Training in Public Health
A recent survey of education in public health in 27 (of the 28) U.S. veterinary schools found that the curricula of all 27 required at least one course in public health; when epidemiology was included, the contact hours assigned to these subjects ranged from 30 to 120 (mean of 67). Only four schools, however, have required clinical rotations in public health (Riddle et al., 2004). Twenty-four of the 27 schools offer from one to six elective courses varying from a total of 15 to 288 hours. Eight schools offer elective clinical rotations of 3–4 weeks in length. Twenty-three schools offer some form of advanced training in public health or epidemiology, four offering a dual DVM/Masters of Public Health program. Fifteen schools offer or are about to offer some form of DVM program combined with an advanced degree related to public health. Statistics describing first-year employment of new graduates (Table 2-3) indicate that few, if any, opt for careers in public health or have the opportunity without further education.

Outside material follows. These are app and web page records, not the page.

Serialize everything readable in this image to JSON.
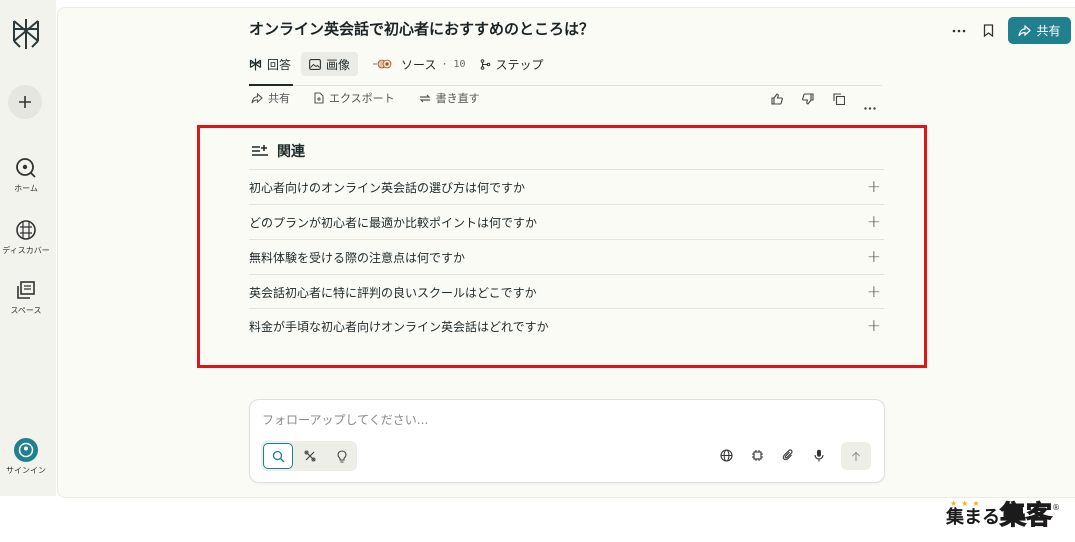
{
  "sidebar": {
    "nav": [
      {
        "label": "ホーム",
        "icon": "home-icon"
      },
      {
        "label": "ディスカバー",
        "icon": "discover-icon"
      },
      {
        "label": "スペース",
        "icon": "spaces-icon"
      }
    ],
    "signin": "サインイン"
  },
  "header": {
    "title": "オンライン英会話で初心者におすすめのところは？",
    "share": "共有"
  },
  "tabs": {
    "answer": "回答",
    "images": "画像",
    "sources": "ソース",
    "sources_count": "· 10",
    "steps": "ステップ"
  },
  "actions": {
    "share": "共有",
    "export": "エクスポート",
    "rewrite": "書き直す"
  },
  "related": {
    "heading": "関連",
    "items": [
      "初心者向けのオンライン英会話の選び方は何ですか",
      "どのプランが初心者に最適か比較ポイントは何ですか",
      "無料体験を受ける際の注意点は何ですか",
      "英会話初心者に特に評判の良いスクールはどこですか",
      "料金が手頃な初心者向けオンライン英会話はどれですか"
    ]
  },
  "composer": {
    "placeholder": "フォローアップしてください..."
  },
  "watermark": {
    "text_a": "集まる",
    "text_b": "集客",
    "reg": "®"
  },
  "colors": {
    "accent": "#20808d",
    "highlight_box": "#e0151a",
    "background": "#fbfbf6"
  }
}
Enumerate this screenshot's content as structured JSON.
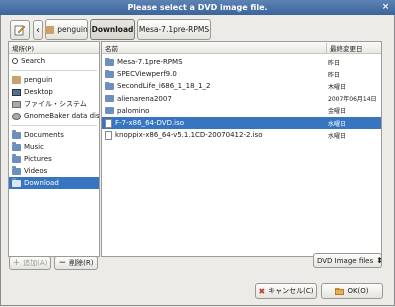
{
  "window": {
    "title": "Please select a DVD image file.",
    "close_glyph": "×"
  },
  "toolbar": {
    "edit_icon": "pencil-icon",
    "back_glyph": "‹",
    "breadcrumbs": [
      {
        "label": "penguin",
        "icon": "home-folder-icon"
      },
      {
        "label": "Download",
        "active": true
      },
      {
        "label": "Mesa-7.1pre-RPMS"
      }
    ]
  },
  "places": {
    "header": "場所(P)",
    "items": [
      {
        "label": "Search",
        "icon": "search-icon"
      },
      {
        "label": "penguin",
        "icon": "home-folder-icon"
      },
      {
        "label": "Desktop",
        "icon": "desktop-icon"
      },
      {
        "label": "ファイル・システム",
        "icon": "harddisk-icon"
      },
      {
        "label": "GnomeBaker data disk",
        "icon": "disk-icon"
      },
      {
        "label": "Documents",
        "icon": "folder-icon"
      },
      {
        "label": "Music",
        "icon": "folder-icon"
      },
      {
        "label": "Pictures",
        "icon": "folder-icon"
      },
      {
        "label": "Videos",
        "icon": "folder-icon"
      },
      {
        "label": "Download",
        "icon": "folder-icon",
        "selected": true
      }
    ],
    "add_label": "追加(A)",
    "remove_label": "削除(R)"
  },
  "files": {
    "col_name": "名前",
    "col_modified": "最終変更日",
    "rows": [
      {
        "name": "Mesa-7.1pre-RPMS",
        "modified": "昨日",
        "type": "folder"
      },
      {
        "name": "SPECViewperf9.0",
        "modified": "昨日",
        "type": "folder"
      },
      {
        "name": "SecondLife_i686_1_18_1_2",
        "modified": "木曜日",
        "type": "folder"
      },
      {
        "name": "alienarena2007",
        "modified": "2007年06月14日",
        "type": "folder"
      },
      {
        "name": "palomino",
        "modified": "金曜日",
        "type": "folder"
      },
      {
        "name": "F-7-x86_64-DVD.iso",
        "modified": "水曜日",
        "type": "file",
        "selected": true
      },
      {
        "name": "knoppix-x86_64-v5.1.1CD-20070412-2.iso",
        "modified": "水曜日",
        "type": "file"
      }
    ]
  },
  "filter": {
    "value": "DVD Image files",
    "arrow": "⬍"
  },
  "footer": {
    "cancel_label": "キャンセル(C)",
    "ok_label": "OK(O)"
  },
  "colors": {
    "selection": "#3875c0",
    "titlebar": "#4a72a8",
    "cancel_icon": "#c0392b",
    "ok_icon": "#d28a1e"
  }
}
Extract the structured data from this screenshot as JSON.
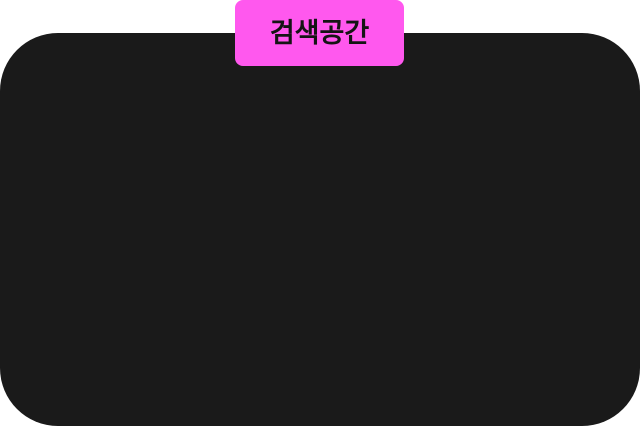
{
  "search_space": {
    "tag_label": "검색공간"
  },
  "colors": {
    "panel_background": "#1a1a1a",
    "tag_background": "#ff58ee",
    "tag_text": "#141414",
    "page_background": "#ffffff"
  }
}
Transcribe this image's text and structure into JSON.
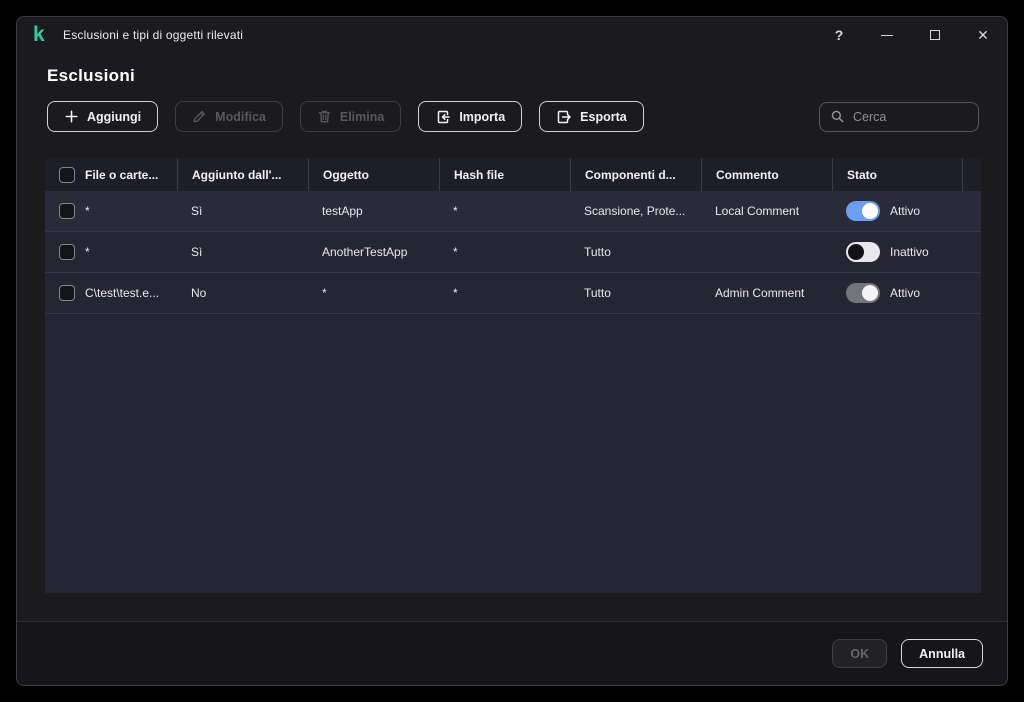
{
  "window": {
    "title": "Esclusioni e tipi di oggetti rilevati",
    "controls": {
      "help": "?",
      "minimize": "minimize",
      "maximize": "maximize",
      "close": "✕"
    }
  },
  "page": {
    "title": "Esclusioni"
  },
  "toolbar": {
    "buttons": [
      {
        "id": "add",
        "label": "Aggiungi",
        "icon": "plus-icon",
        "enabled": true
      },
      {
        "id": "edit",
        "label": "Modifica",
        "icon": "pencil-icon",
        "enabled": false
      },
      {
        "id": "delete",
        "label": "Elimina",
        "icon": "trash-icon",
        "enabled": false
      },
      {
        "id": "import",
        "label": "Importa",
        "icon": "import-icon",
        "enabled": true
      },
      {
        "id": "export",
        "label": "Esporta",
        "icon": "export-icon",
        "enabled": true
      }
    ],
    "search": {
      "placeholder": "Cerca",
      "value": ""
    }
  },
  "table": {
    "columns": [
      "File o carte...",
      "Aggiunto dall'...",
      "Oggetto",
      "Hash file",
      "Componenti d...",
      "Commento",
      "Stato"
    ],
    "rows": [
      {
        "file": "*",
        "added_by": "Sì",
        "object": "testApp",
        "hash": "*",
        "components": "Scansione, Prote...",
        "comment": "Local Comment",
        "status": "Attivo",
        "toggle": "on",
        "highlighted": true
      },
      {
        "file": "*",
        "added_by": "Sì",
        "object": "AnotherTestApp",
        "hash": "*",
        "components": "Tutto",
        "comment": "",
        "status": "Inattivo",
        "toggle": "off",
        "highlighted": false
      },
      {
        "file": "C\\test\\test.e...",
        "added_by": "No",
        "object": "*",
        "hash": "*",
        "components": "Tutto",
        "comment": "Admin Comment",
        "status": "Attivo",
        "toggle": "on_disabled",
        "highlighted": false
      }
    ]
  },
  "footer": {
    "ok": "OK",
    "cancel": "Annulla"
  },
  "colors": {
    "accent_teal": "#26CFA7",
    "toggle_on_blue": "#6F9DF3",
    "window_bg": "#1B1B1D",
    "table_row_bg": "#252632",
    "table_header_bg": "#1D1E27"
  }
}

Leaders in veterinary education have called for the profession and its educational establishment to give much more attention to meeting societal needs in this field (Hoblet et al., 2003).
TABLE 2-3 First-Year Employment, 2004 Veterinary Graduates in Various Fields